On-line activists in West Virginia have launched a whistleblower web site called Honest Appalachia. It provides a means for whistleblowers to upload documents for public disclosure. The project’s lead developer, Garrett Robinson, told WFPL that the objective is to help local journalists get information about local issues that can help them make more useful reports about Appalachian issues. The project could benefit from the regional focus as local journalists are more likely to have the background necessary to assess the authenticity of submitted documents. Honest Appalachia is using open source software that anyone can download, and is even encouraging others to adapt and contribute to the software. The On-Line Submission Guide has helpful information for whistleblowers who want to avoid discovery of their identities. For example, don't access Honest Appalachia from a work computer. It can be monitored. Other tips explain how to use a public wifi site while reducing your risk of being identified.
A better way for whistleblowers to protect themselves, however, is to consult an experienced whistleblower attorney. A whistleblower website has no legal grounds to resist a subpoena seeking information about sources. An attorney does. Attorneys have a legal duty to maintain a client's confidences, and experienced attorneys will be in the best position to advise a whistleblower about other legal protections.

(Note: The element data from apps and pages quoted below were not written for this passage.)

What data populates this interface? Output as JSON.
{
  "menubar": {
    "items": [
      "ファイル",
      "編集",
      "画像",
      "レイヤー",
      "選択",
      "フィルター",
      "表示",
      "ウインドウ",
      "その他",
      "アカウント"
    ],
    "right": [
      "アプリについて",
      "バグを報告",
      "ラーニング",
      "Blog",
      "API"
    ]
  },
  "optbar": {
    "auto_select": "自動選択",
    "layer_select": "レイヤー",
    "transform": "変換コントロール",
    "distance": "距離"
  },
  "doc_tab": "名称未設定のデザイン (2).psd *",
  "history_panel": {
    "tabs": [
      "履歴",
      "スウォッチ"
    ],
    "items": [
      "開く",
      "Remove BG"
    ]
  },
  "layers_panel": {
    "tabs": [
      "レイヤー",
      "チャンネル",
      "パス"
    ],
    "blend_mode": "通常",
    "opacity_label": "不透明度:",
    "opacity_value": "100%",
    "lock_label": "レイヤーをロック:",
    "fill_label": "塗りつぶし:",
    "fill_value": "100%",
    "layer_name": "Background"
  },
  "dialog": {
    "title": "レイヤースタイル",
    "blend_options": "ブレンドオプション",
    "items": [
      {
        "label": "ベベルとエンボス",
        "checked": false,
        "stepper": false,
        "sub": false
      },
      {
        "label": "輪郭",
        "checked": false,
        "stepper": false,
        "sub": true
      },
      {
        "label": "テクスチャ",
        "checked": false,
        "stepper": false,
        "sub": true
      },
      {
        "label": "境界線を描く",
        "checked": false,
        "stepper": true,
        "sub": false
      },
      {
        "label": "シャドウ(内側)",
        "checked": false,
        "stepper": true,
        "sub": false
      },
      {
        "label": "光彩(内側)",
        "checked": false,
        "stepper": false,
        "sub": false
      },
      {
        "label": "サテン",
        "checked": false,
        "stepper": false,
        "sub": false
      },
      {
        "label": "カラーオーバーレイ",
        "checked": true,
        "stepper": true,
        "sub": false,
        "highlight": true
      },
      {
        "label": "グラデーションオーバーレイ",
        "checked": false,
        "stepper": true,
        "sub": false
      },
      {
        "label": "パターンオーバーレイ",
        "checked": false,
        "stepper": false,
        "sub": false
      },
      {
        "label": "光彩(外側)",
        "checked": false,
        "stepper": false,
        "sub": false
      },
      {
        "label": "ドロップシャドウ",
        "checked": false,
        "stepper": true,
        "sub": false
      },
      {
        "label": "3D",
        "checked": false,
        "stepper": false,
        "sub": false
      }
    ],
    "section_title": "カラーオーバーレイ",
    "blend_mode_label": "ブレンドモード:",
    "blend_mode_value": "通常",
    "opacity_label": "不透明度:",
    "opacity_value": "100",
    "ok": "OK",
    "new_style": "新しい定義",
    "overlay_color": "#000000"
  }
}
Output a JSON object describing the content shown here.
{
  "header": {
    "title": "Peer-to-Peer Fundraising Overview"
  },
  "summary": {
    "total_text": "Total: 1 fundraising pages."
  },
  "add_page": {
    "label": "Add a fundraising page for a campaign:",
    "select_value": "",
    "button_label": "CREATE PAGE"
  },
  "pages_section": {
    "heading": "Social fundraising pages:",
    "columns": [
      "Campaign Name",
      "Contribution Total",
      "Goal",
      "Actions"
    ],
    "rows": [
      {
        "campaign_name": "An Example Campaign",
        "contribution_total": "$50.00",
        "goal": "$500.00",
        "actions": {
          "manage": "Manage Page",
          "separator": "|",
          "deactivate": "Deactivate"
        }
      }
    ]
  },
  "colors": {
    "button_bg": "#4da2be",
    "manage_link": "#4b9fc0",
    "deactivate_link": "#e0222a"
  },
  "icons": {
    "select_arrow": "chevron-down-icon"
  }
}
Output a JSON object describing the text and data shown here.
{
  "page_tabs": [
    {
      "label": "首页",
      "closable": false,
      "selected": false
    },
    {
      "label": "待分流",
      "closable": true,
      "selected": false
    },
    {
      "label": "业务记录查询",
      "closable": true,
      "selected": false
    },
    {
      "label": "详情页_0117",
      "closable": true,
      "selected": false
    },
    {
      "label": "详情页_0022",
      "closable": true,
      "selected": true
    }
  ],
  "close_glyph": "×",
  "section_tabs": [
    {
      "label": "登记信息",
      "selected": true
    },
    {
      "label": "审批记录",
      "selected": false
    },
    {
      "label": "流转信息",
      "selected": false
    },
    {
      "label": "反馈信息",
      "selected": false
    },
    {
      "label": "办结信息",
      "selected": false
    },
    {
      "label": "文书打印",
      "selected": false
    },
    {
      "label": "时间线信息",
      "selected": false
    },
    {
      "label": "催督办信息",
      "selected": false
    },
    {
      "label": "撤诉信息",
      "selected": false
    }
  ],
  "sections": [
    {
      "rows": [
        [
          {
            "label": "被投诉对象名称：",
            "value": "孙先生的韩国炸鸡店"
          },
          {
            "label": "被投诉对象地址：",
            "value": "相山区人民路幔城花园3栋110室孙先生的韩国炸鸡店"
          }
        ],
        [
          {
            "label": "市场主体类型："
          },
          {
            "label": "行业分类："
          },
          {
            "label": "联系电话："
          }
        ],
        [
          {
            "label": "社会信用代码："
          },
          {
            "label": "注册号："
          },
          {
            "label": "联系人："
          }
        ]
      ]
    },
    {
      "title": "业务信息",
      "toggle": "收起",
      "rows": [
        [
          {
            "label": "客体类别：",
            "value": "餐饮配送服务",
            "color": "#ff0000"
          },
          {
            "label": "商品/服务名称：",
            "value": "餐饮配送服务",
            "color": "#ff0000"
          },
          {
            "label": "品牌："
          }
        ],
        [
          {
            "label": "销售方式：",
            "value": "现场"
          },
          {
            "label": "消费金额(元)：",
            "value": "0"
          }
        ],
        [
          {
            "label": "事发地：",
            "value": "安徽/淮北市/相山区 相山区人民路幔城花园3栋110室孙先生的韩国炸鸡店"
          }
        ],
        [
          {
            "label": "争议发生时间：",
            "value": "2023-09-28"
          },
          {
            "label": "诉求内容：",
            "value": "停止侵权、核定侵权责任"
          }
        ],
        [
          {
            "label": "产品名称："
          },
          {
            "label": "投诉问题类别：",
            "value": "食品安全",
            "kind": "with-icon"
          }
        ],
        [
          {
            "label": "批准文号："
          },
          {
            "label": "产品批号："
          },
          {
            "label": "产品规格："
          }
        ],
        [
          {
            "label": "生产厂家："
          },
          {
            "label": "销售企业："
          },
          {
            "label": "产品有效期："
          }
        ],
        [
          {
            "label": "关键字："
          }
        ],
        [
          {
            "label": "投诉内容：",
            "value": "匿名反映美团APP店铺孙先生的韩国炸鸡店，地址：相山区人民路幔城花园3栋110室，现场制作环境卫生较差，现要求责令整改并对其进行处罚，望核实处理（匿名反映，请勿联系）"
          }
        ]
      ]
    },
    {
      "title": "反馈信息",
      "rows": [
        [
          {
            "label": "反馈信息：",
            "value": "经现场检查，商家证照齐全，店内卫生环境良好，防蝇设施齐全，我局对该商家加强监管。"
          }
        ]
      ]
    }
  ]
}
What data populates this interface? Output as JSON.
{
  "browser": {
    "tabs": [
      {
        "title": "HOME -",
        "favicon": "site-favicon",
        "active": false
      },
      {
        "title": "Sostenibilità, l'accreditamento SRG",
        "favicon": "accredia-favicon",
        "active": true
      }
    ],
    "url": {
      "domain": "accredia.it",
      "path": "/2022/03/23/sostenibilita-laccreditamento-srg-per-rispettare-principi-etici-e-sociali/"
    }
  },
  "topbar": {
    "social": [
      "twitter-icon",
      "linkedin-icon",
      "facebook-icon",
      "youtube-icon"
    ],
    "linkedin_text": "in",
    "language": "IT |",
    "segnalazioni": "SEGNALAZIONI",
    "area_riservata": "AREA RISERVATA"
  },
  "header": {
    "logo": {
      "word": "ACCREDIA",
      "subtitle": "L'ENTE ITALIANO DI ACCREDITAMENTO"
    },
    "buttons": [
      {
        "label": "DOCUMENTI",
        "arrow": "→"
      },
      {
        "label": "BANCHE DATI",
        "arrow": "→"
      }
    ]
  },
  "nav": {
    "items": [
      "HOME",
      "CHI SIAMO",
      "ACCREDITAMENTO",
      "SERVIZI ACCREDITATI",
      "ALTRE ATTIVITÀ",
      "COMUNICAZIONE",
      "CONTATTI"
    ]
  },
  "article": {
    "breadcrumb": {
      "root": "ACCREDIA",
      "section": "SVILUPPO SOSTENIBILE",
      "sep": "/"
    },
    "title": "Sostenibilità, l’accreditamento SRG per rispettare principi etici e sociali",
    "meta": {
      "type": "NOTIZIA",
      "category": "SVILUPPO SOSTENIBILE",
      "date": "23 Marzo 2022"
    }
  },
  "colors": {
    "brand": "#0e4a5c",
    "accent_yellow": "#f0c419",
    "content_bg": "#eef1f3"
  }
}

Given the Appalachian focus, we can expect that published documents will address environmental, economic and racial justice issues. Other issues can arise anywhere, so I will want to keep an open mind about what Honest Appalachia might yet reveal.